What Do Whale Sharks Eat?
Whale sharks are filter feeders and eat plankton and small fish.
They feed either by swimming through the water with their mouths open – ram filtration, or by actively opening and closing their mouth as they stay in one spot – suction feeding.
Whichever method they use, the whale shark pushes the food containing seawater across its filter pads. Food is separated by cross-flow filtration, and the water is pushed out through the gills.
The remaining food particles travel down the shark’s throat to be digested.
Unfortunately, this reasonably indiscriminate feeding method means that whale sharks are susceptible to ingesting foreign materials.
Fortunately, they can clear larger pieces from the filter pads with a kind of coughing maneuver.
However, whale sharks have been found with considerable internal build-ups of microplastics from human pollution of the seas.
What Hunts Whale Sharks?
Whale sharks may not fit the typical image of an apex predator as a great white shark does.
However, they don’t appear to have natural predators that feed on healthy adult individuals.
Unfortunately, the greatest enemy of the whale shark is humans, who catch them for their fins, flesh, cartilage, jaws, skin, and liver oil.
Whale sharks are also frequently injured or killed as by-catch by commercial fishing boats or accidentally as they swim near the surface by boat traffic.
Are Whale Sharks Endangered?
The International Union for Conservation of Nature considers the whale shark to be endangered globally, with studies suggesting that the remaining population is decreasing.
Extensive studies are needed to preserve these incredible animals, along with controls of fisheries, by-catch, and vessel strikes.
Many countries, including the Philippines, India, and Taiwan, have banned whale shark fishing entirely.
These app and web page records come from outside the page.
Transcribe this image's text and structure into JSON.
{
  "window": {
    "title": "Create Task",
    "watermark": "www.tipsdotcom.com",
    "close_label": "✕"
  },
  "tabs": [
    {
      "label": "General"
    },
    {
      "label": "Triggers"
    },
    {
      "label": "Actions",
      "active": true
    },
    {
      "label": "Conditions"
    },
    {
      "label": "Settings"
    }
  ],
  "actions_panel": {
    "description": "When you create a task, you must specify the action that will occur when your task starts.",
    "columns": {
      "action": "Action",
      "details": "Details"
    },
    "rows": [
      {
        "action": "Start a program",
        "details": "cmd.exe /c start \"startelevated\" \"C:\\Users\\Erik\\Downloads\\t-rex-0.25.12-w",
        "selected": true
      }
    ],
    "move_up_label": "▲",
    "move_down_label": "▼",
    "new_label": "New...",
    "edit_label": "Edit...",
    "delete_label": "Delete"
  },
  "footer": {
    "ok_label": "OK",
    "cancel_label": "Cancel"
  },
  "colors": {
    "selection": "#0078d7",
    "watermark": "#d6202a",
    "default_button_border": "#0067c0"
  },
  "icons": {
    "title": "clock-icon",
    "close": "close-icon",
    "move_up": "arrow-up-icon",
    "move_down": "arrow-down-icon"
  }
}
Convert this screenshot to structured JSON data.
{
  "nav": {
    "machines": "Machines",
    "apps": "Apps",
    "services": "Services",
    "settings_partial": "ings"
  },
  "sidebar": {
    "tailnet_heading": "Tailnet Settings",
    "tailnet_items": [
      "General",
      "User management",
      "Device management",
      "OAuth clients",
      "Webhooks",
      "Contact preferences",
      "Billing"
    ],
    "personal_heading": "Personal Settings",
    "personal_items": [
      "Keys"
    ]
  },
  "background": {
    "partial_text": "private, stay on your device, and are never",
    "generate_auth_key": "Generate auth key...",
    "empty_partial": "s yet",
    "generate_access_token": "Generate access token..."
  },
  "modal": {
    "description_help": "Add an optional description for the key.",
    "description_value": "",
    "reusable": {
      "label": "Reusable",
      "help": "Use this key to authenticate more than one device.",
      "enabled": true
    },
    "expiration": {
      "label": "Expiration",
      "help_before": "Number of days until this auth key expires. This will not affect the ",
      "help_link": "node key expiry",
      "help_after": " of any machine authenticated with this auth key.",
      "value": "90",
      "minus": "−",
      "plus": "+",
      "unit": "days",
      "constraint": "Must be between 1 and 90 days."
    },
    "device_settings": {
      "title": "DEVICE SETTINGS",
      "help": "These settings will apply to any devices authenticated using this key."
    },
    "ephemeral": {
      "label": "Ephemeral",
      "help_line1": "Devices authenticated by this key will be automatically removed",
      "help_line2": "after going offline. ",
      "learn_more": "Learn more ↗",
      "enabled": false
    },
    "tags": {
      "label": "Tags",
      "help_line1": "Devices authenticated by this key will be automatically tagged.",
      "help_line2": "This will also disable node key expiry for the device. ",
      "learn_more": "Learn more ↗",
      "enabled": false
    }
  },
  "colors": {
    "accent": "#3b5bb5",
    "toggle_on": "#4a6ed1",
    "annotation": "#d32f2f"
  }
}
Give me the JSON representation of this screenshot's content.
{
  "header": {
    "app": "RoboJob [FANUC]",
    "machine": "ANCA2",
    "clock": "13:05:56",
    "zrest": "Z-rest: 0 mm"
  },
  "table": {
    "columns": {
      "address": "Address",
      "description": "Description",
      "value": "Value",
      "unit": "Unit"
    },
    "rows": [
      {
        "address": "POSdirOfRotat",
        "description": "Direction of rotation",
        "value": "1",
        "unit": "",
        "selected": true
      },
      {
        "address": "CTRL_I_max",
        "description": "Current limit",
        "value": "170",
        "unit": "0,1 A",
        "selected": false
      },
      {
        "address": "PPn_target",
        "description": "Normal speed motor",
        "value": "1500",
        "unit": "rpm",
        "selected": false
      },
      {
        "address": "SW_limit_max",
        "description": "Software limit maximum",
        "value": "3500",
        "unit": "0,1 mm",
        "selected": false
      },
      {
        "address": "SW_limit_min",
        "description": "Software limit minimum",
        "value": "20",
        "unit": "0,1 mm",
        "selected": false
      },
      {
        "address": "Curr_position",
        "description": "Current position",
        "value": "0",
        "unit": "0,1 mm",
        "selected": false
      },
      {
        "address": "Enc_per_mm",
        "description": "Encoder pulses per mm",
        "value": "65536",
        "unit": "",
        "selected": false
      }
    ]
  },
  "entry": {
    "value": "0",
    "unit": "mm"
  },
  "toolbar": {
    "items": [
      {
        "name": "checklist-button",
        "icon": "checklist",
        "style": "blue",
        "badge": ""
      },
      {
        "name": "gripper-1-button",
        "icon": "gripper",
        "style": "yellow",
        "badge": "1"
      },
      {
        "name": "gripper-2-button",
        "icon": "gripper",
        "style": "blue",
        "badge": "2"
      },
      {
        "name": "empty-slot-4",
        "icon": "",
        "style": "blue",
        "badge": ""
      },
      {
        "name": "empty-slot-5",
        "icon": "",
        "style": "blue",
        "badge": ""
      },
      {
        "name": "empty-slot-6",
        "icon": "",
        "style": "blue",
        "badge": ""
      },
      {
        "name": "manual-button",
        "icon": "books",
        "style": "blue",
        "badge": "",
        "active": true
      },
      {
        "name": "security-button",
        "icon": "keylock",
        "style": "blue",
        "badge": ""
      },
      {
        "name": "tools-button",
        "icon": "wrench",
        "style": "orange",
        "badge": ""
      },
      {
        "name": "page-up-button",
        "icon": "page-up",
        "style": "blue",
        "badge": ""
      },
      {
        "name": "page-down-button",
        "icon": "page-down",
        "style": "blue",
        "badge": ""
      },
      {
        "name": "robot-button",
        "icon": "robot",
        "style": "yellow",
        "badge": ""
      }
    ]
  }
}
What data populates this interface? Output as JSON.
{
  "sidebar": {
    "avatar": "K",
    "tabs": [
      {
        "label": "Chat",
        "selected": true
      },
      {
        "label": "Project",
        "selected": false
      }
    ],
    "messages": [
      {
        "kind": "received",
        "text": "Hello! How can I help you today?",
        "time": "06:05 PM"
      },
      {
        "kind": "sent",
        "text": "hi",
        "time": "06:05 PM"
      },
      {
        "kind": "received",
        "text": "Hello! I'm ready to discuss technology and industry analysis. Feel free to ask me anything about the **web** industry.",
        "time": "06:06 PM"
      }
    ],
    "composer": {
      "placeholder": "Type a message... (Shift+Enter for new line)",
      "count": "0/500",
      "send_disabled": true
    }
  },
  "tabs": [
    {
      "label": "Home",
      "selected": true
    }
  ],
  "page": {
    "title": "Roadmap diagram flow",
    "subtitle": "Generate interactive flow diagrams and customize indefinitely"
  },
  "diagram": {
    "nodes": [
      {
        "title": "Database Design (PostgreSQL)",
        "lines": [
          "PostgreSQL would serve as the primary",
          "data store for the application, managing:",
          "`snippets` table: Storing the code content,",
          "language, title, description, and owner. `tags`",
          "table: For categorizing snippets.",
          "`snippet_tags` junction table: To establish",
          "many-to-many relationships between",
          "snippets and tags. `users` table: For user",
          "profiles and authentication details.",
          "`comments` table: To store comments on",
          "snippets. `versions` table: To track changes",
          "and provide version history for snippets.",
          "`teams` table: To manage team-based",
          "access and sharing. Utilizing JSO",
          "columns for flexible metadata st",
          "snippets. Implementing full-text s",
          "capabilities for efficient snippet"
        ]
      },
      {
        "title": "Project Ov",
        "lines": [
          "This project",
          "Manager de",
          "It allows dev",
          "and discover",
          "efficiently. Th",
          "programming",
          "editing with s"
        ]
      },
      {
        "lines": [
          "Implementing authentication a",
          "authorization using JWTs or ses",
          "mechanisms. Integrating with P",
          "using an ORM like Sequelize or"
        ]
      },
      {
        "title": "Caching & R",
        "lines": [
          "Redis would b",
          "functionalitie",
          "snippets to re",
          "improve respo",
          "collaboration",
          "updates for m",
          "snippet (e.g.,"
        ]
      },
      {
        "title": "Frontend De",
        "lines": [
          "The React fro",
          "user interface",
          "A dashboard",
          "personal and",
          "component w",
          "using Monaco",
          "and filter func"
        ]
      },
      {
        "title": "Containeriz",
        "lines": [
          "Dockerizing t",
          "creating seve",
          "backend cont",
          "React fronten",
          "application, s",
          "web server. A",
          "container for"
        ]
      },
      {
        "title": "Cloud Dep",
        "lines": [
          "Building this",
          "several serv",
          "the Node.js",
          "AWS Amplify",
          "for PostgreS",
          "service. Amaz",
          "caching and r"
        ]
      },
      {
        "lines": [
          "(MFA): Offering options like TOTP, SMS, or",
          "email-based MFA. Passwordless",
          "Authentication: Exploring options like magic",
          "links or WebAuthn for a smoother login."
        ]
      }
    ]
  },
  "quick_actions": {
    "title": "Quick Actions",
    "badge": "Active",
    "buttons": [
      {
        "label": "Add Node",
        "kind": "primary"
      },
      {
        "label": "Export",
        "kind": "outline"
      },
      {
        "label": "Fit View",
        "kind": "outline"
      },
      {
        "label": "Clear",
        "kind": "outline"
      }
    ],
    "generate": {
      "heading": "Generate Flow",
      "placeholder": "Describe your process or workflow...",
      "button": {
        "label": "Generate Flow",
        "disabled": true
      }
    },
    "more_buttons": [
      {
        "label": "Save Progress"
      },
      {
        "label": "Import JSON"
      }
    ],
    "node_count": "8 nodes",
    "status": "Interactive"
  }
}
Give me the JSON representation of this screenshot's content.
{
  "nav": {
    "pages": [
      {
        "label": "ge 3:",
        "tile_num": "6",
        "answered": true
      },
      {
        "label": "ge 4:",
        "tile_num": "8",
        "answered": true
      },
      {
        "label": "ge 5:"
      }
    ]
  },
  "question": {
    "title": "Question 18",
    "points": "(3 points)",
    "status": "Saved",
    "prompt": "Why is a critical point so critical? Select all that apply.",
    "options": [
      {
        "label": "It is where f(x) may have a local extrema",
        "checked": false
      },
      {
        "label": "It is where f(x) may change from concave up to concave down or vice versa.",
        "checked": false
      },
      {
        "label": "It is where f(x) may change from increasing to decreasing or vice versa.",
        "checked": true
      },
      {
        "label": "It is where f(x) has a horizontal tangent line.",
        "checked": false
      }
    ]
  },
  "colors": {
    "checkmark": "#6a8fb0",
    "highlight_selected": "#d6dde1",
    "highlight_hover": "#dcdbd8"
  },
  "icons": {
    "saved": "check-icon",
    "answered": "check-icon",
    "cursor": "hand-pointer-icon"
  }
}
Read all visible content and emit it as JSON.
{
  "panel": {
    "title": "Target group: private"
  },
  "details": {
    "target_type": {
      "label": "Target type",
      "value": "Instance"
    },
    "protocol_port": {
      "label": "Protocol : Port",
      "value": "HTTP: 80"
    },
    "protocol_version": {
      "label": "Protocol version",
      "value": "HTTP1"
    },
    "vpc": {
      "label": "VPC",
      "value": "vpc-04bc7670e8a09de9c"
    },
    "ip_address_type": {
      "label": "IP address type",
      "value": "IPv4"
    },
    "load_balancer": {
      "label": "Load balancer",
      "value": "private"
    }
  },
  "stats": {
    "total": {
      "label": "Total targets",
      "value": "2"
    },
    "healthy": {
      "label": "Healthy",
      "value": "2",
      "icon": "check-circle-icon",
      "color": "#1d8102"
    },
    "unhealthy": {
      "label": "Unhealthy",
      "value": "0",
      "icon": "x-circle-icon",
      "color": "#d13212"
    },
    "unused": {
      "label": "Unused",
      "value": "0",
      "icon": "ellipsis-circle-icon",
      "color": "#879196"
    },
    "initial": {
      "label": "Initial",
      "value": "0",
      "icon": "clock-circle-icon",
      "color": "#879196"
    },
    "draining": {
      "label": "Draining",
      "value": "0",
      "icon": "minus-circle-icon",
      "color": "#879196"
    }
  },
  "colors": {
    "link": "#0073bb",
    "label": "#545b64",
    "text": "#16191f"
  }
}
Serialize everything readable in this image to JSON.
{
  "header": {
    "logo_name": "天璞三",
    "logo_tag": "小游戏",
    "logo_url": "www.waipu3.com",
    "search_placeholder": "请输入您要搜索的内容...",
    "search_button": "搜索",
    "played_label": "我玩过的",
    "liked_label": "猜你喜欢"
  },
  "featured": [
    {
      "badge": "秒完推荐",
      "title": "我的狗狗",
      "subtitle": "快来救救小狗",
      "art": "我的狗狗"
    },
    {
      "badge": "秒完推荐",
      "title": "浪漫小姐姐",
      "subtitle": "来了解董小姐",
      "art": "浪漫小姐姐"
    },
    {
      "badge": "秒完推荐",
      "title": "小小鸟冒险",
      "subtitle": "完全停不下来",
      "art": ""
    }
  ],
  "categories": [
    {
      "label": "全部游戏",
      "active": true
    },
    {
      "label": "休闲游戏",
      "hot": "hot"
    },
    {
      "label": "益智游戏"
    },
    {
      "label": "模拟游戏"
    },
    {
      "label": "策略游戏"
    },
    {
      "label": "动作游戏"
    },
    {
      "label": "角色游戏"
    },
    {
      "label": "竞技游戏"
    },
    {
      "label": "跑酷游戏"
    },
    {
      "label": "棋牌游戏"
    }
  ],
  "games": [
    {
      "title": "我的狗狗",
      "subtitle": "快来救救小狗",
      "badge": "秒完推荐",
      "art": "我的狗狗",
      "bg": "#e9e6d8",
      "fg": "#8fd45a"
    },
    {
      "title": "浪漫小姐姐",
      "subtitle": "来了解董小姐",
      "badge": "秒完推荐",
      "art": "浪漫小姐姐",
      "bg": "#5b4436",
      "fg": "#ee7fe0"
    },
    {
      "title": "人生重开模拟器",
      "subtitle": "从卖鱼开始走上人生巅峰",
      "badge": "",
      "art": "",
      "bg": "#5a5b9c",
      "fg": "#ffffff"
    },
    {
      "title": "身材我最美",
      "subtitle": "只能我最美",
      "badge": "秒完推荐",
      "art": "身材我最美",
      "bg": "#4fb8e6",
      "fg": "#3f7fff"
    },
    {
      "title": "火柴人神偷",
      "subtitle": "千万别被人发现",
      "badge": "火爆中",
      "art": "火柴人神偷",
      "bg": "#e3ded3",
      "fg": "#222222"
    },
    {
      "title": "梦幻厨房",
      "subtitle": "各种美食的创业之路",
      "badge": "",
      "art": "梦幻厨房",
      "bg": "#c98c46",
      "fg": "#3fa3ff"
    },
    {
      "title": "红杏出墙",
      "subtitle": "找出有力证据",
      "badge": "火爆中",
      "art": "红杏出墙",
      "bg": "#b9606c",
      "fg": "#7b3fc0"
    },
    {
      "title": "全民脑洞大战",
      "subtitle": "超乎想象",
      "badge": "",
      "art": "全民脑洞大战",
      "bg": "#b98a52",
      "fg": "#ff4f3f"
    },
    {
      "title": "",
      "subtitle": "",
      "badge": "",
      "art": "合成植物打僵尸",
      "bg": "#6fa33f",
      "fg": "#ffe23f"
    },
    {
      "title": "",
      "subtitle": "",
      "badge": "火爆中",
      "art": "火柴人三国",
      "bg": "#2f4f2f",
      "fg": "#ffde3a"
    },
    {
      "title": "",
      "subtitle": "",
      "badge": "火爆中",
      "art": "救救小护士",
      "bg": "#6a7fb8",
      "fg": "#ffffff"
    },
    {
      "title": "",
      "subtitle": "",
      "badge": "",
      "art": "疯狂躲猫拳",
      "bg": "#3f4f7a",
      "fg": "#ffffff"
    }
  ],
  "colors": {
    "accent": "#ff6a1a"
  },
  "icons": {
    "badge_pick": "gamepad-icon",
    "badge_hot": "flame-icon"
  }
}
Unfortunately, these bans are often ignored due to a lack of effective policing.
Whale sharks are listed in the Convention on International Trade in Endangered Species of Wild Fauna and Flora (CITES), meaning that their global trade is supposed to be carefully monitored and limited.
It really is incredible to think that the largest fish in our ocean only eats plankton and tiny fish, but that’s precisely what the whale shark does.
This graceful creature is one of the most fascinating animals on our planet, and we still have a great deal to learn about its life.
Hopefully, marine conservationists and scientists will be able to prevent further significant population reduction before it is too late and the incredible whale shark is gone from our seas forever.
British-born Dan has been a scuba instructor and guide in Egypt's Red Sea since 2010.
Dan loves inspiring safe, fun, and environmentally responsible diving and particularly enjoys the opportunity to dive with sharks or investigate local shipwrecks.
When not spending time underwater, Dan can usually be found biking and hiking in Sharm's desert surroundings.